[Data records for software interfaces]
===============
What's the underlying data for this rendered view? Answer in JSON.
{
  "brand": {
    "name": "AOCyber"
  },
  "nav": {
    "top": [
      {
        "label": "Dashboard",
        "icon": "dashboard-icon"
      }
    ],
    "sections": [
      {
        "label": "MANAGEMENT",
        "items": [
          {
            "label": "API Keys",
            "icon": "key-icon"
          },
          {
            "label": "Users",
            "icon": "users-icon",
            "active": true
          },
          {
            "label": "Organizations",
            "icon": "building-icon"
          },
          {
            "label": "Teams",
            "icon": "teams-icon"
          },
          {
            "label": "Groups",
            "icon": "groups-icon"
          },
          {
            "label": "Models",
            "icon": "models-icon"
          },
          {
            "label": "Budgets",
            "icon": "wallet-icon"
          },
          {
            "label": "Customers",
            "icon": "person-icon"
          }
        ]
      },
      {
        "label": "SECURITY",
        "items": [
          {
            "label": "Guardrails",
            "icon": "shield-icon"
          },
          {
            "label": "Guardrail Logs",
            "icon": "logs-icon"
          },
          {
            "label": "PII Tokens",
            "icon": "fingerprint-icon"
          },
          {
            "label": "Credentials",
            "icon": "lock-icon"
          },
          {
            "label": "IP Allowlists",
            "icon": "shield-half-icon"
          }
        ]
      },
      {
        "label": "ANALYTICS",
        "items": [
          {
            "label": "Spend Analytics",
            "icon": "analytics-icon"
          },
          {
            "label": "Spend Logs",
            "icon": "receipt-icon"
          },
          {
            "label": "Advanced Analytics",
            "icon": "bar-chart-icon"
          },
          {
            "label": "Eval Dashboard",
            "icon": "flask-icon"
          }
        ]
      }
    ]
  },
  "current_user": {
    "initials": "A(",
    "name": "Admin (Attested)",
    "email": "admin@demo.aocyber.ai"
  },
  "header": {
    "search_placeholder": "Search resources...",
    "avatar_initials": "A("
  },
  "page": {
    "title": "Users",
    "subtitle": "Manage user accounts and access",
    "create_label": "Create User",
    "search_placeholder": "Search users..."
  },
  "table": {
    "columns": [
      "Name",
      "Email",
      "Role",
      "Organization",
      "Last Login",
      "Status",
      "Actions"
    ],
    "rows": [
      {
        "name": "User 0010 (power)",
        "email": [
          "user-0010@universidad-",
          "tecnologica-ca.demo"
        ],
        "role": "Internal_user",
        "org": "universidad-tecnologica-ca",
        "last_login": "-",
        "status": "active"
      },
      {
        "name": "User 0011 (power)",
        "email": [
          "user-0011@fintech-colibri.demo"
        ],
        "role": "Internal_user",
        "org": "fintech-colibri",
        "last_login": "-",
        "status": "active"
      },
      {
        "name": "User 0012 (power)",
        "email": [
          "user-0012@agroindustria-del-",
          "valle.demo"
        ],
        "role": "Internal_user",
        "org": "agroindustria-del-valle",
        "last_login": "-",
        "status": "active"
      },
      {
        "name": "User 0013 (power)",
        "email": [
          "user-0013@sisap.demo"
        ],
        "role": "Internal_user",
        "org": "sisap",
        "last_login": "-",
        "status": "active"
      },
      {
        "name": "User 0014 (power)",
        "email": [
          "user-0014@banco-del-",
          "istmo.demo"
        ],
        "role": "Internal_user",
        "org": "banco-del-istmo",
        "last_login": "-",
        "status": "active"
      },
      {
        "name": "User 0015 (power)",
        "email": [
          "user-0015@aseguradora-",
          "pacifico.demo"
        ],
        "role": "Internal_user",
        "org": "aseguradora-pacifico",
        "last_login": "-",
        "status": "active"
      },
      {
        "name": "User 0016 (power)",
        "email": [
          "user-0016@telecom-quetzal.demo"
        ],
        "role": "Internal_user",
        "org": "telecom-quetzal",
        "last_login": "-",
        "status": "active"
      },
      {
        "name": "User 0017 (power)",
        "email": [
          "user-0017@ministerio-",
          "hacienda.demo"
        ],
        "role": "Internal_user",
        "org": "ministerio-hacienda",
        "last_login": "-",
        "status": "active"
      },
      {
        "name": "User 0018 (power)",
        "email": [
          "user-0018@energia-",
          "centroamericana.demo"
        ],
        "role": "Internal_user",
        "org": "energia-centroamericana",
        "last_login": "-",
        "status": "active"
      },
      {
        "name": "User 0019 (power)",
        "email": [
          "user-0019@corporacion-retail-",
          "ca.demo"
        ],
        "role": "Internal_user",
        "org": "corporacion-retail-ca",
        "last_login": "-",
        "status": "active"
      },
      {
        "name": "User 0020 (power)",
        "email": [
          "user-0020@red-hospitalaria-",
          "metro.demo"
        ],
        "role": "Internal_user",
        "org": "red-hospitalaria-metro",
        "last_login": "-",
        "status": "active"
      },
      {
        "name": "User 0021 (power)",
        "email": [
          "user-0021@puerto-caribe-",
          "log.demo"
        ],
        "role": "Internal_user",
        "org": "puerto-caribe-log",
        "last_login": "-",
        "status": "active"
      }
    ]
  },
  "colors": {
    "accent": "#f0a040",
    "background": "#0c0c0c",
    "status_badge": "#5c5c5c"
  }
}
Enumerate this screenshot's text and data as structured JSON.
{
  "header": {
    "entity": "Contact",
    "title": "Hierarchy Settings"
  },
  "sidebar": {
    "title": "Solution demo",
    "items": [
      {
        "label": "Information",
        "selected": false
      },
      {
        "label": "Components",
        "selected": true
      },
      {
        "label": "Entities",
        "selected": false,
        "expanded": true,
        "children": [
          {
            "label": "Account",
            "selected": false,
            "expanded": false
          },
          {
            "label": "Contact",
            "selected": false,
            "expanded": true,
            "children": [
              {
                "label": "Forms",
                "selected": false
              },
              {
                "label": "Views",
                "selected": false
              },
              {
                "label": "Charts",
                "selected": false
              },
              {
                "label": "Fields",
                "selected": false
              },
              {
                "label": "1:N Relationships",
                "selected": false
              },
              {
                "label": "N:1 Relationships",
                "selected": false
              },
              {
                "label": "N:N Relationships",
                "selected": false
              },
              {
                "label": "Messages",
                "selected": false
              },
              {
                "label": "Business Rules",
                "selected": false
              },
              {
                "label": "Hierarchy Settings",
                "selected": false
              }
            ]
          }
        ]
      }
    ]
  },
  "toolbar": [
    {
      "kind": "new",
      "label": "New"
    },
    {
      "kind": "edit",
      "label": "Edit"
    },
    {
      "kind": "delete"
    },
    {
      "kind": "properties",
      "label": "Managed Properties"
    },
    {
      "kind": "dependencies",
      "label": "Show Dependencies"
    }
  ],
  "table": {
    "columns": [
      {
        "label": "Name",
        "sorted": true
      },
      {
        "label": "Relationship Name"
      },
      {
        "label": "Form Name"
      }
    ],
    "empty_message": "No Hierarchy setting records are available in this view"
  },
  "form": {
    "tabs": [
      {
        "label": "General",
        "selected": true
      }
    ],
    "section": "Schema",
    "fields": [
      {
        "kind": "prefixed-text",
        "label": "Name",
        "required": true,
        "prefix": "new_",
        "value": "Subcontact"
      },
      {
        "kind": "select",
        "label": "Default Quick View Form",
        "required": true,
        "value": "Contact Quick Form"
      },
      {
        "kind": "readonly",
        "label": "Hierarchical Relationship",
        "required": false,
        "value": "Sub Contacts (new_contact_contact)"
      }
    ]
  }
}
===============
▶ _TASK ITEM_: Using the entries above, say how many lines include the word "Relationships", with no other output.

▶ _EXERCISE RESPONSE_: 3